The Cook County medical examiner’s office has confirmed the county’s first two deaths due to new analogs of the powerful opioid fentanyl — 10,000 times more potent than morphine and typically used in veterinary practices to immobilize large animals like elephants.
One was in Chicago, the other in Lake Zurich.
They’re among a growing number of deaths from fentanyl and fentanyl analogs.
On Sept. 10, a 46-year-old West Side man died from a lethal combination of fentanyl analogs including Carfentanil.
These “were not pharmaceutical-grade drugs like those administered by medical professionals for severe pain,” according to Dr. Ponni Arunkumar, the chief Cook County medical examiner. “Carfentanil is a fentanyl analog that is 10,000 times more potent than morphine, which is the active component of heroin. Carfentanil is used in veterinary practices to immobilize large animals.”

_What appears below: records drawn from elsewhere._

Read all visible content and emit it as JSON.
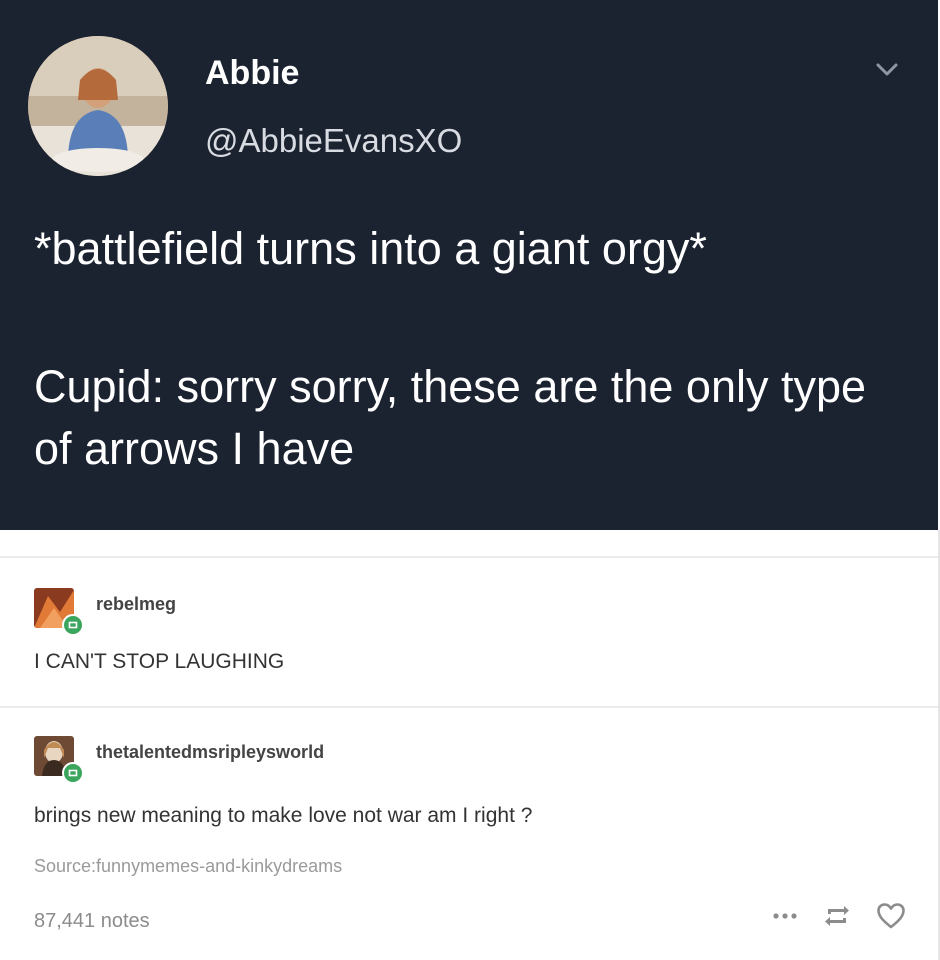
{
  "post": {
    "author_name": "Abbie",
    "author_handle": "@AbbieEvansXO",
    "paragraphs": [
      "*battlefield turns into a giant orgy*",
      "Cupid: sorry sorry, these are the only type of arrows I have"
    ]
  },
  "reblogs": [
    {
      "username": "rebelmeg",
      "text": "I CAN'T STOP LAUGHING"
    },
    {
      "username": "thetalentedmsripleysworld",
      "text": "brings new meaning to make love not war am I right ?"
    }
  ],
  "source": "Source:funnymemes-and-kinkydreams",
  "notes": "87,441 notes",
  "icons": {
    "chevron": "chevron-down-icon",
    "more": "more-options-icon",
    "reblog": "reblog-icon",
    "like": "heart-icon"
  },
  "colors": {
    "tweet_background": "#1b2230",
    "reblog_badge": "#3aa55c"
  }
}
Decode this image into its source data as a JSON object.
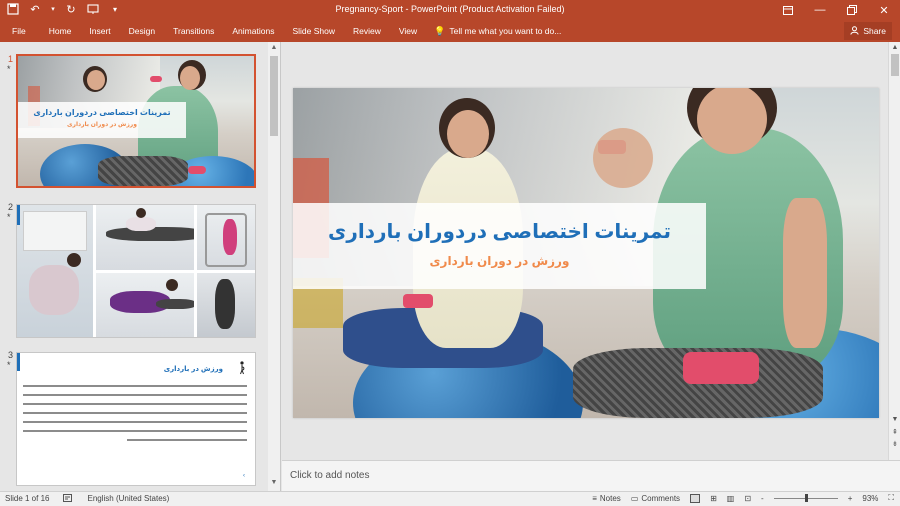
{
  "window": {
    "title": "Pregnancy-Sport - PowerPoint (Product Activation Failed)",
    "controls": [
      "ribbon-display",
      "minimize",
      "restore",
      "close"
    ]
  },
  "qat": {
    "icons": [
      "save-icon",
      "undo-icon",
      "redo-icon",
      "start-from-beginning-icon",
      "customize-icon"
    ]
  },
  "ribbon": {
    "tabs": [
      "File",
      "Home",
      "Insert",
      "Design",
      "Transitions",
      "Animations",
      "Slide Show",
      "Review",
      "View"
    ],
    "tell_me": "Tell me what you want to do...",
    "share": "Share"
  },
  "thumbnails": [
    {
      "number": "1",
      "star": "*"
    },
    {
      "number": "2",
      "star": "*"
    },
    {
      "number": "3",
      "star": "*"
    }
  ],
  "slide1": {
    "title": "تمرینات اختصاصی دردوران بارداری",
    "subtitle": "ورزش در دوران بارداری"
  },
  "slide3": {
    "heading": "ورزش در بارداری"
  },
  "notes": {
    "placeholder": "Click to add notes"
  },
  "status": {
    "slide_info": "Slide 1 of 16",
    "language": "English (United States)",
    "notes_btn": "Notes",
    "comments_btn": "Comments",
    "zoom": "93%",
    "zoom_min": "-",
    "zoom_plus": "+"
  },
  "colors": {
    "accent": "#b7472a",
    "title_blue": "#1f6fb8",
    "subtitle_orange": "#f08a4b",
    "selected_border": "#d35230"
  }
}
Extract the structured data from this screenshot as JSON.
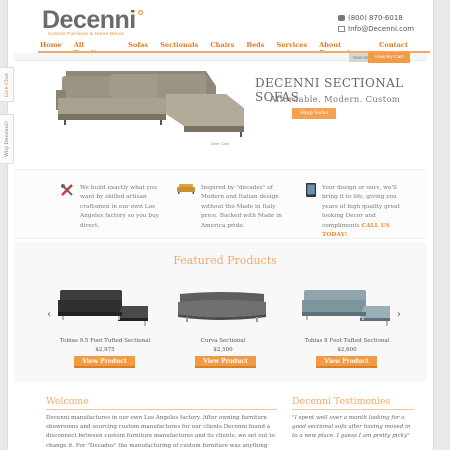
{
  "brand": {
    "name": "Decenni",
    "tagline": "Custom Furniture & Home Decor"
  },
  "contact": {
    "phone": "(800) 870-6018",
    "email": "Info@Decenni.com"
  },
  "nav": [
    "Home",
    "All Furniture",
    "Sofas",
    "Sectionals",
    "Chairs",
    "Beds",
    "Services",
    "About Decenni",
    "Contact"
  ],
  "hero": {
    "title": "DECENNI SECTIONAL SOFAS",
    "subtitle": "Affordable. Modern. Custom",
    "shop_button": "Shop Sofas",
    "caption": "Juliet Cafe",
    "top_button_grey": "New Items",
    "top_button_orange": "View My Cart"
  },
  "side_tabs": {
    "chat": "Live Chat",
    "why": "Why Decenni?"
  },
  "features": [
    {
      "icon": "tools-icon",
      "text": "We build exactly what you want by skilled artisan craftsmen in our own Los Angeles factory so you buy direct."
    },
    {
      "icon": "sofa-icon",
      "text": "Inspired by \"decades\" of Modern and Italian design without the Made in Italy price. Backed with Made in America pride."
    },
    {
      "icon": "tablet-icon",
      "text": "Your design or ours, we'll bring it to life, giving you years of high quality great looking Decor and compliments",
      "cta": "CALL US TODAY!"
    }
  ],
  "featured": {
    "title": "Featured Products",
    "products": [
      {
        "name": "Tobias 9.5 Foot Tufted Sectional",
        "price": "$2,975",
        "button": "View Product",
        "color": "#3d3d3d"
      },
      {
        "name": "Curva Sectional",
        "price": "$2,500",
        "button": "View Product",
        "color": "#6d6d6d"
      },
      {
        "name": "Tobias 8 Foot Tufted Sectional",
        "price": "$2,600",
        "button": "View Product",
        "color": "#8fa4ad"
      }
    ]
  },
  "welcome": {
    "title": "Welcome",
    "text": "Decenni manufactures in our own Los Angeles factory. After owning furniture showrooms and sourcing custom manufactures for our clients Decenni found a disconnect between custom furniture manufactures and its clients. we set out to change it. For \"Decades\" the manufacturing of custom furniture was anything but custom. it was cookie cutter designs, of sofas, chairs, beds and more mostly run out of"
  },
  "testimonials": {
    "title": "Decenni Testimonies",
    "text": "\"I spent well over a month looking for a good sectional sofa after having moved in to a new place. I guess I am pretty picky\""
  },
  "colors": {
    "accent": "#f39a45",
    "nav": "#e07a1e",
    "heading": "#f3a86a"
  }
}
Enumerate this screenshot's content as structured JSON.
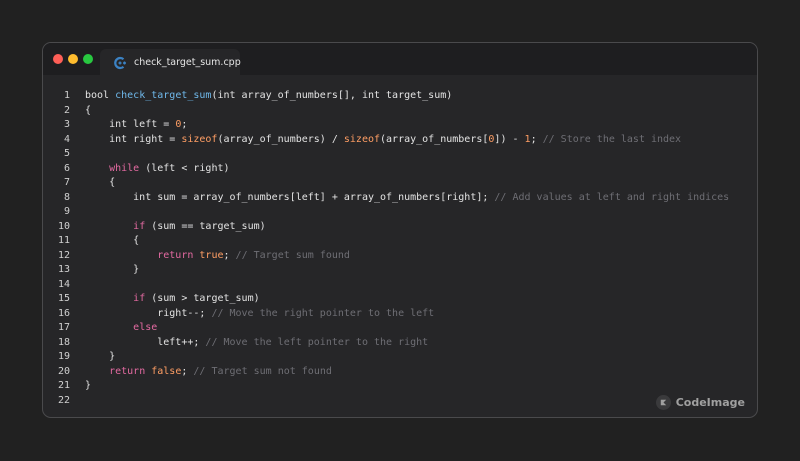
{
  "window": {
    "tab": {
      "label": "check_target_sum.cpp",
      "icon": "cpp-file-icon",
      "icon_color": "#3b82c4"
    },
    "traffic_lights": {
      "close_color": "#fe5f57",
      "minimize_color": "#febc2e",
      "maximize_color": "#28c840"
    }
  },
  "brand": {
    "label": "CodeImage",
    "icon": "codeimage-logo-icon"
  },
  "theme": {
    "background": "#212121",
    "window_bg": "#262628",
    "keyword": "#e36aa1",
    "function": "#6fb8ea",
    "number": "#ff9e64",
    "comment": "#6e6e74",
    "text": "#e3e3e3"
  },
  "code": {
    "lines": [
      {
        "n": "1",
        "tokens": [
          {
            "t": "bool ",
            "c": "plain"
          },
          {
            "t": "check_target_sum",
            "c": "fn"
          },
          {
            "t": "(int array_of_numbers[], int target_sum)",
            "c": "plain"
          }
        ]
      },
      {
        "n": "2",
        "tokens": [
          {
            "t": "{",
            "c": "plain"
          }
        ]
      },
      {
        "n": "3",
        "tokens": [
          {
            "t": "    int left = ",
            "c": "plain"
          },
          {
            "t": "0",
            "c": "num"
          },
          {
            "t": ";",
            "c": "plain"
          }
        ]
      },
      {
        "n": "4",
        "tokens": [
          {
            "t": "    int right = ",
            "c": "plain"
          },
          {
            "t": "sizeof",
            "c": "builtin"
          },
          {
            "t": "(array_of_numbers) / ",
            "c": "plain"
          },
          {
            "t": "sizeof",
            "c": "builtin"
          },
          {
            "t": "(array_of_numbers[",
            "c": "plain"
          },
          {
            "t": "0",
            "c": "num"
          },
          {
            "t": "]) - ",
            "c": "plain"
          },
          {
            "t": "1",
            "c": "num"
          },
          {
            "t": "; ",
            "c": "plain"
          },
          {
            "t": "// Store the last index",
            "c": "comment"
          }
        ]
      },
      {
        "n": "5",
        "tokens": []
      },
      {
        "n": "6",
        "tokens": [
          {
            "t": "    ",
            "c": "plain"
          },
          {
            "t": "while",
            "c": "kw"
          },
          {
            "t": " (left < right)",
            "c": "plain"
          }
        ]
      },
      {
        "n": "7",
        "tokens": [
          {
            "t": "    {",
            "c": "plain"
          }
        ]
      },
      {
        "n": "8",
        "tokens": [
          {
            "t": "        int sum = array_of_numbers[left] + array_of_numbers[right]; ",
            "c": "plain"
          },
          {
            "t": "// Add values at left and right indices",
            "c": "comment"
          }
        ]
      },
      {
        "n": "9",
        "tokens": []
      },
      {
        "n": "10",
        "tokens": [
          {
            "t": "        ",
            "c": "plain"
          },
          {
            "t": "if",
            "c": "kw"
          },
          {
            "t": " (sum == target_sum)",
            "c": "plain"
          }
        ]
      },
      {
        "n": "11",
        "tokens": [
          {
            "t": "        {",
            "c": "plain"
          }
        ]
      },
      {
        "n": "12",
        "tokens": [
          {
            "t": "            ",
            "c": "plain"
          },
          {
            "t": "return",
            "c": "kw"
          },
          {
            "t": " ",
            "c": "plain"
          },
          {
            "t": "true",
            "c": "bool"
          },
          {
            "t": "; ",
            "c": "plain"
          },
          {
            "t": "// Target sum found",
            "c": "comment"
          }
        ]
      },
      {
        "n": "13",
        "tokens": [
          {
            "t": "        }",
            "c": "plain"
          }
        ]
      },
      {
        "n": "14",
        "tokens": []
      },
      {
        "n": "15",
        "tokens": [
          {
            "t": "        ",
            "c": "plain"
          },
          {
            "t": "if",
            "c": "kw"
          },
          {
            "t": " (sum > target_sum)",
            "c": "plain"
          }
        ]
      },
      {
        "n": "16",
        "tokens": [
          {
            "t": "            right--; ",
            "c": "plain"
          },
          {
            "t": "// Move the right pointer to the left",
            "c": "comment"
          }
        ]
      },
      {
        "n": "17",
        "tokens": [
          {
            "t": "        ",
            "c": "plain"
          },
          {
            "t": "else",
            "c": "kw"
          }
        ]
      },
      {
        "n": "18",
        "tokens": [
          {
            "t": "            left++; ",
            "c": "plain"
          },
          {
            "t": "// Move the left pointer to the right",
            "c": "comment"
          }
        ]
      },
      {
        "n": "19",
        "tokens": [
          {
            "t": "    }",
            "c": "plain"
          }
        ]
      },
      {
        "n": "20",
        "tokens": [
          {
            "t": "    ",
            "c": "plain"
          },
          {
            "t": "return",
            "c": "kw"
          },
          {
            "t": " ",
            "c": "plain"
          },
          {
            "t": "false",
            "c": "bool"
          },
          {
            "t": "; ",
            "c": "plain"
          },
          {
            "t": "// Target sum not found",
            "c": "comment"
          }
        ]
      },
      {
        "n": "21",
        "tokens": [
          {
            "t": "}",
            "c": "plain"
          }
        ]
      },
      {
        "n": "22",
        "tokens": []
      }
    ]
  }
}
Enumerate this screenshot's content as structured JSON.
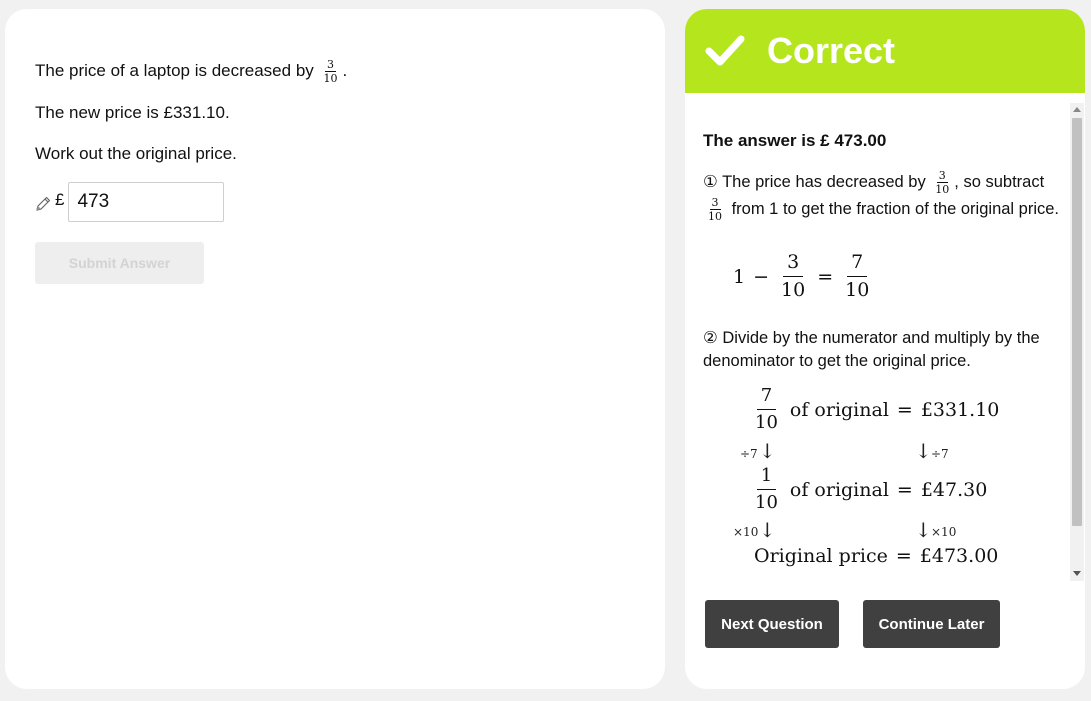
{
  "question": {
    "line1_text": "The price of a laptop is decreased by",
    "fraction": {
      "num": "3",
      "den": "10"
    },
    "line1_end": ".",
    "line2": "The new price is £331.10.",
    "line3": "Work out the original price.",
    "currency_symbol": "£",
    "answer_value": "473",
    "submit_label": "Submit Answer"
  },
  "feedback": {
    "status": "Correct",
    "accent_color": "#b5e61d",
    "answer_heading": "The answer is £ 473.00",
    "step1": {
      "text_a": "① The price has decreased by",
      "text_b": ", so subtract",
      "text_c": "from 1 to get the fraction of the original price.",
      "fraction": {
        "num": "3",
        "den": "10"
      }
    },
    "equation1": {
      "left": "1",
      "minus": "−",
      "frac1": {
        "num": "3",
        "den": "10"
      },
      "equals": "=",
      "frac2": {
        "num": "7",
        "den": "10"
      }
    },
    "step2": {
      "text": "② Divide by the numerator and multiply by the denominator to get the original price."
    },
    "calculation": {
      "row1": {
        "num": "7",
        "den": "10",
        "text": "of original",
        "equals": "=",
        "value": "£331.10"
      },
      "op1": "÷7",
      "row2": {
        "num": "1",
        "den": "10",
        "text": "of original",
        "equals": "=",
        "value": "£47.30"
      },
      "op2": "×10",
      "row3": {
        "text": "Original price",
        "equals": "=",
        "value": "£473.00"
      },
      "arrow": "↓"
    },
    "next_label": "Next Question",
    "continue_label": "Continue Later"
  }
}
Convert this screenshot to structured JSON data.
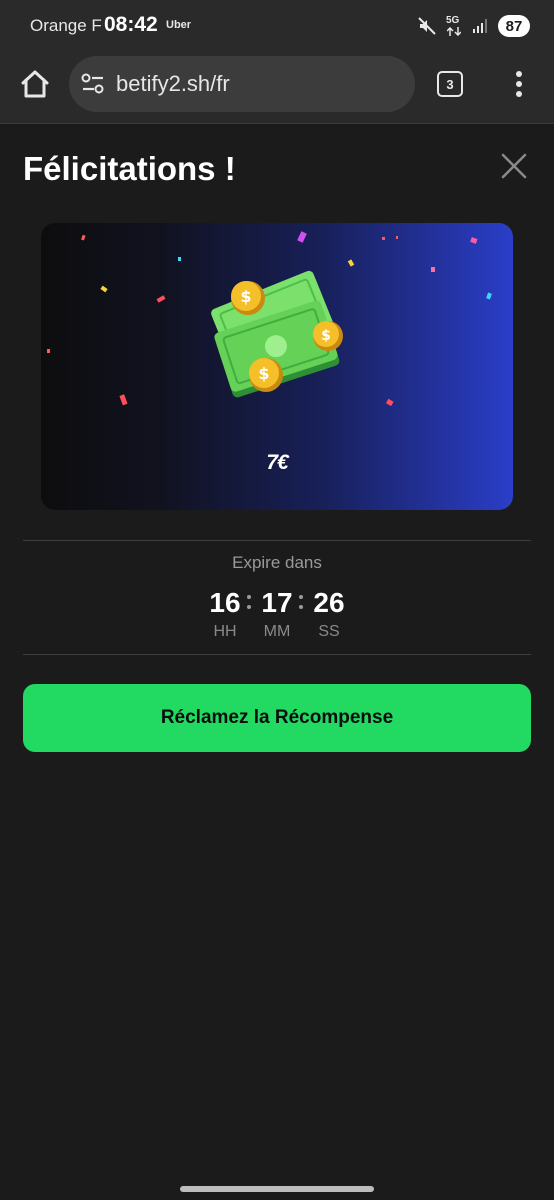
{
  "status_bar": {
    "carrier": "Orange F",
    "time": "08:42",
    "app_indicator": "Uber",
    "network": "5G",
    "battery": "87",
    "icons": [
      "mute-icon",
      "5g-data-icon",
      "signal-icon",
      "battery-icon"
    ]
  },
  "browser": {
    "url": "betify2.sh/fr",
    "tab_count": "3",
    "icons": [
      "home-icon",
      "site-settings-icon",
      "tabs-icon",
      "more-vert-icon"
    ]
  },
  "modal": {
    "title": "Félicitations !",
    "reward_amount": "7€",
    "expire_label": "Expire dans",
    "countdown": {
      "hours": "16",
      "minutes": "17",
      "seconds": "26",
      "hours_label": "HH",
      "minutes_label": "MM",
      "seconds_label": "SS"
    },
    "claim_button": "Réclamez la Récompense",
    "icons": [
      "close-icon",
      "money-cash-coins-illustration",
      "confetti-decoration"
    ]
  },
  "colors": {
    "accent_green": "#22d962",
    "background": "#1b1b1b",
    "banner_blue": "#2a3ec9",
    "coin_gold": "#f2b51f",
    "cash_green": "#5fcf52"
  }
}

Toxicology testing has also shown that a 35-year-old Lake Zurich man who died June 8 suffered a 3-methylfentanyl overdose, the medical examiner’s office found.
“3-Methylfentanyl is also a fentanyl analog, and it is four times more potent than morphine,” according to Arunkumar.
“Fentanyl and fentanyl analogs, like Carfentanil, are very powerful drugs that are likely to be lethal,” Arunkumar said. “Just one dose can easily stop a person from breathing, causing immediate death.”
Carfentanil is an elephant tranquilizer, according to Dr. Steve Aks, emergency physician and toxicologist at Cook County Health & Hospitals System’s Stroger Hospital.
“It is not a drug that humans should be ingesting,” Aks said. “These high-potency opioids and opioid analogs are thousands of times stronger than street opioids like heroin and are far more likely to cause death.”
There have been 380 deaths so far in 2016 caused at least in part by fentanyl or fentanyl analogs, according to the medical examiner’s office. That number is likely to rise because it can take three months for test results to be finalized.
But it’s already a nearly 300 percent increase over last year, when 102 deaths were linked to fentanyl or fentanyl analogs, according to the medical examiner’s office. In 2014, there were only 20 such deaths in Cook County.
Medical examiners began testing for fentanyl routinely starting in June 2015 to keep up with national trends showing a spike in their use. Previously ,such tests were run at the discretion of a pathologist if the circumstance of the case — such as an unknown substance found in a decedent — called for it.
The most common such opioids found in overdose victims in Cook County have been furanyl fentanyl and a precursor/metabolite of fentanyl called despropionyl fentanyl (4-ANPP), according to the medical examiner’s office.